#### SUPPLIED INFORMATION

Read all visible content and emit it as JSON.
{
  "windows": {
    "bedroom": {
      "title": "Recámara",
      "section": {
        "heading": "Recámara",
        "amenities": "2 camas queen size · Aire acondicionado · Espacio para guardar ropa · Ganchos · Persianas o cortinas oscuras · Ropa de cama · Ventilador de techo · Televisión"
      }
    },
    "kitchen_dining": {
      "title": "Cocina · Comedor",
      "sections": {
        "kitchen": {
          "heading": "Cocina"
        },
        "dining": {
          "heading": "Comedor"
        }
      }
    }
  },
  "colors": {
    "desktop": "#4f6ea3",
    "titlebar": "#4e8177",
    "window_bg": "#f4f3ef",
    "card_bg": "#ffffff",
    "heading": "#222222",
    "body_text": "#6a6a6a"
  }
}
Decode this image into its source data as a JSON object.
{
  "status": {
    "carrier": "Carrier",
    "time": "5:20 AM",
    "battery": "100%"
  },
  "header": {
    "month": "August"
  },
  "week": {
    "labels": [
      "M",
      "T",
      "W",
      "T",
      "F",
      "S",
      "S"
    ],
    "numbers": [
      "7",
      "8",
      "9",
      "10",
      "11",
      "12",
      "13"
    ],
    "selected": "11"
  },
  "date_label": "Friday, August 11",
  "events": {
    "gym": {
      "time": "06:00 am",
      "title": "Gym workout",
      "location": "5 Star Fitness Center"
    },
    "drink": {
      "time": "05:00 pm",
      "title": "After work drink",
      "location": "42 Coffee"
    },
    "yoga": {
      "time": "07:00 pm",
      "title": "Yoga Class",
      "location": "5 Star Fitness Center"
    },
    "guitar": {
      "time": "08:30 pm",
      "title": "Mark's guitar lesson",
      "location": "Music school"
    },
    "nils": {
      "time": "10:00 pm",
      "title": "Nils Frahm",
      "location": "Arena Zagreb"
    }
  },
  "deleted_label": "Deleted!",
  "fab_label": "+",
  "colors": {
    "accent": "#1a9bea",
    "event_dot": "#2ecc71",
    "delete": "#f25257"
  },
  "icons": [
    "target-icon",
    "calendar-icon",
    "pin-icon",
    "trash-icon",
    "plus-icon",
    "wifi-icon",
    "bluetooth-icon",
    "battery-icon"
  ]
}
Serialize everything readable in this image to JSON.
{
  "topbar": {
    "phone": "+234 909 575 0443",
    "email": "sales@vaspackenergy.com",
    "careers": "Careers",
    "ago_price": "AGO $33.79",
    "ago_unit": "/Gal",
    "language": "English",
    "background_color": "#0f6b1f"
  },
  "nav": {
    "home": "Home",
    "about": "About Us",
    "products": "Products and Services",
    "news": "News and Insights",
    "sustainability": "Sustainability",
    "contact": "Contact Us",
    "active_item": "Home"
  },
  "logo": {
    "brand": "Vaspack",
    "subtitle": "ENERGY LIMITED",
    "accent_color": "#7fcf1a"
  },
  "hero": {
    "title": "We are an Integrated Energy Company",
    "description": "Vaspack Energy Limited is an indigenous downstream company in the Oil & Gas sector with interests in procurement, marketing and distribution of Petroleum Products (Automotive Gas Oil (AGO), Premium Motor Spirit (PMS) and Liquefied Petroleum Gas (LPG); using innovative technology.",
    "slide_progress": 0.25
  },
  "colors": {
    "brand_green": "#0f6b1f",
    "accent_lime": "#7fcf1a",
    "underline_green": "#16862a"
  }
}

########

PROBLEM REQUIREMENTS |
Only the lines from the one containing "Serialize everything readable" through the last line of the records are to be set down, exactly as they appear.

RESPONSE BOX |
Serialize everything readable in this image to JSON.
{
  "topbar": {
    "phone": "+234 909 575 0443",
    "email": "sales@vaspackenergy.com",
    "careers": "Careers",
    "ago_price": "AGO $33.79",
    "ago_unit": "/Gal",
    "language": "English",
    "background_color": "#0f6b1f"
  },
  "nav": {
    "home": "Home",
    "about": "About Us",
    "products": "Products and Services",
    "news": "News and Insights",
    "sustainability": "Sustainability",
    "contact": "Contact Us",
    "active_item": "Home"
  },
  "logo": {
    "brand": "Vaspack",
    "subtitle": "ENERGY LIMITED",
    "accent_color": "#7fcf1a"
  },
  "hero": {
    "title": "We are an Integrated Energy Company",
    "description": "Vaspack Energy Limited is an indigenous downstream company in the Oil & Gas sector with interests in procurement, marketing and distribution of Petroleum Products (Automotive Gas Oil (AGO), Premium Motor Spirit (PMS) and Liquefied Petroleum Gas (LPG); using innovative technology.",
    "slide_progress": 0.25
  },
  "colors": {
    "brand_green": "#0f6b1f",
    "accent_lime": "#7fcf1a",
    "underline_green": "#16862a"
  }
}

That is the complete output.